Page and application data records
[Start of Attachment]
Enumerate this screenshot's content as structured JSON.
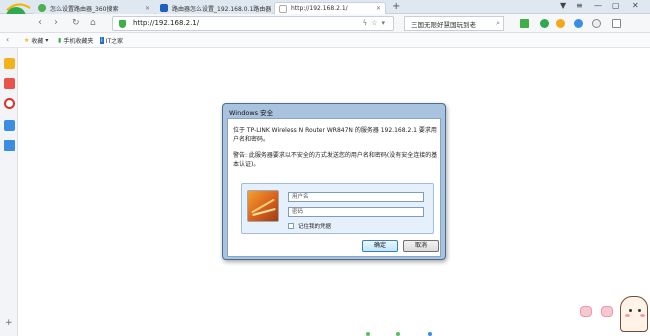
{
  "tabs": [
    {
      "title": "怎么设置路由器_360搜索",
      "active": false
    },
    {
      "title": "路由器怎么设置_192.168.0.1路由器",
      "active": false
    },
    {
      "title": "http://192.168.2.1/",
      "active": true
    }
  ],
  "address": {
    "url": "http://192.168.2.1/",
    "search_text": "三国无限好慧国玩到老"
  },
  "bookmarks": [
    {
      "label": "收藏",
      "icon": "star-icon"
    },
    {
      "label": "手机收藏夹",
      "icon": "phone-icon"
    },
    {
      "label": "IT之家"
    }
  ],
  "dialog": {
    "title": "Windows 安全",
    "message1": "位于 TP-LINK Wireless N Router WR847N 的服务器 192.168.2.1 要求用户名和密码。",
    "message2": "警告: 此服务器要求以不安全的方式发送您的用户名和密码(没有安全连接的基本认证)。",
    "username_placeholder": "用户名",
    "password_placeholder": "密码",
    "remember_label": "记住我的凭据",
    "ok_label": "确定",
    "cancel_label": "取消"
  },
  "colors": {
    "dialog_frame": "#a9c3df",
    "secure_shield": "#3cb044",
    "browser_logo": "#2fa84f"
  }
}
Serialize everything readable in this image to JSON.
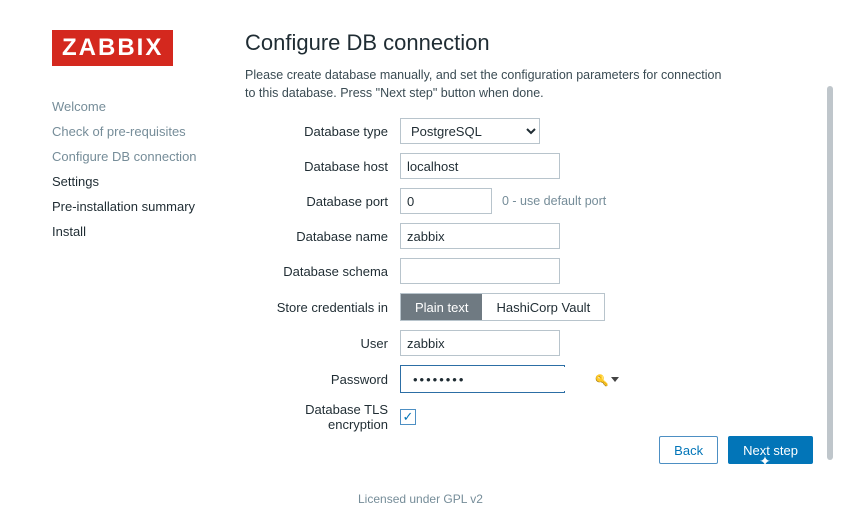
{
  "brand": "ZABBIX",
  "sidebar": {
    "items": [
      {
        "label": "Welcome"
      },
      {
        "label": "Check of pre-requisites"
      },
      {
        "label": "Configure DB connection"
      },
      {
        "label": "Settings"
      },
      {
        "label": "Pre-installation summary"
      },
      {
        "label": "Install"
      }
    ]
  },
  "page": {
    "title": "Configure DB connection",
    "description": "Please create database manually, and set the configuration parameters for connection to this database. Press \"Next step\" button when done."
  },
  "form": {
    "db_type": {
      "label": "Database type",
      "value": "PostgreSQL"
    },
    "db_host": {
      "label": "Database host",
      "value": "localhost"
    },
    "db_port": {
      "label": "Database port",
      "value": "0",
      "hint": "0 - use default port"
    },
    "db_name": {
      "label": "Database name",
      "value": "zabbix"
    },
    "db_schema": {
      "label": "Database schema",
      "value": ""
    },
    "store_creds": {
      "label": "Store credentials in",
      "options": [
        "Plain text",
        "HashiCorp Vault"
      ],
      "selected": "Plain text"
    },
    "user": {
      "label": "User",
      "value": "zabbix"
    },
    "password": {
      "label": "Password",
      "masked": "••••••••"
    },
    "tls": {
      "label": "Database TLS encryption",
      "checked": true,
      "checkmark": "✓"
    }
  },
  "buttons": {
    "back": "Back",
    "next": "Next step"
  },
  "footer": {
    "text": "Licensed under ",
    "link": "GPL v2"
  }
}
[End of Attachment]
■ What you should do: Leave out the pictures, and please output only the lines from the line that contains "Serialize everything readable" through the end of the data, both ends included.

■ Task answer:
Serialize everything readable in this image to JSON.
{
  "brand": "ZABBIX",
  "sidebar": {
    "items": [
      {
        "label": "Welcome"
      },
      {
        "label": "Check of pre-requisites"
      },
      {
        "label": "Configure DB connection"
      },
      {
        "label": "Settings"
      },
      {
        "label": "Pre-installation summary"
      },
      {
        "label": "Install"
      }
    ]
  },
  "page": {
    "title": "Configure DB connection",
    "description": "Please create database manually, and set the configuration parameters for connection to this database. Press \"Next step\" button when done."
  },
  "form": {
    "db_type": {
      "label": "Database type",
      "value": "PostgreSQL"
    },
    "db_host": {
      "label": "Database host",
      "value": "localhost"
    },
    "db_port": {
      "label": "Database port",
      "value": "0",
      "hint": "0 - use default port"
    },
    "db_name": {
      "label": "Database name",
      "value": "zabbix"
    },
    "db_schema": {
      "label": "Database schema",
      "value": ""
    },
    "store_creds": {
      "label": "Store credentials in",
      "options": [
        "Plain text",
        "HashiCorp Vault"
      ],
      "selected": "Plain text"
    },
    "user": {
      "label": "User",
      "value": "zabbix"
    },
    "password": {
      "label": "Password",
      "masked": "••••••••"
    },
    "tls": {
      "label": "Database TLS encryption",
      "checked": true,
      "checkmark": "✓"
    }
  },
  "buttons": {
    "back": "Back",
    "next": "Next step"
  },
  "footer": {
    "text": "Licensed under ",
    "link": "GPL v2"
  }
}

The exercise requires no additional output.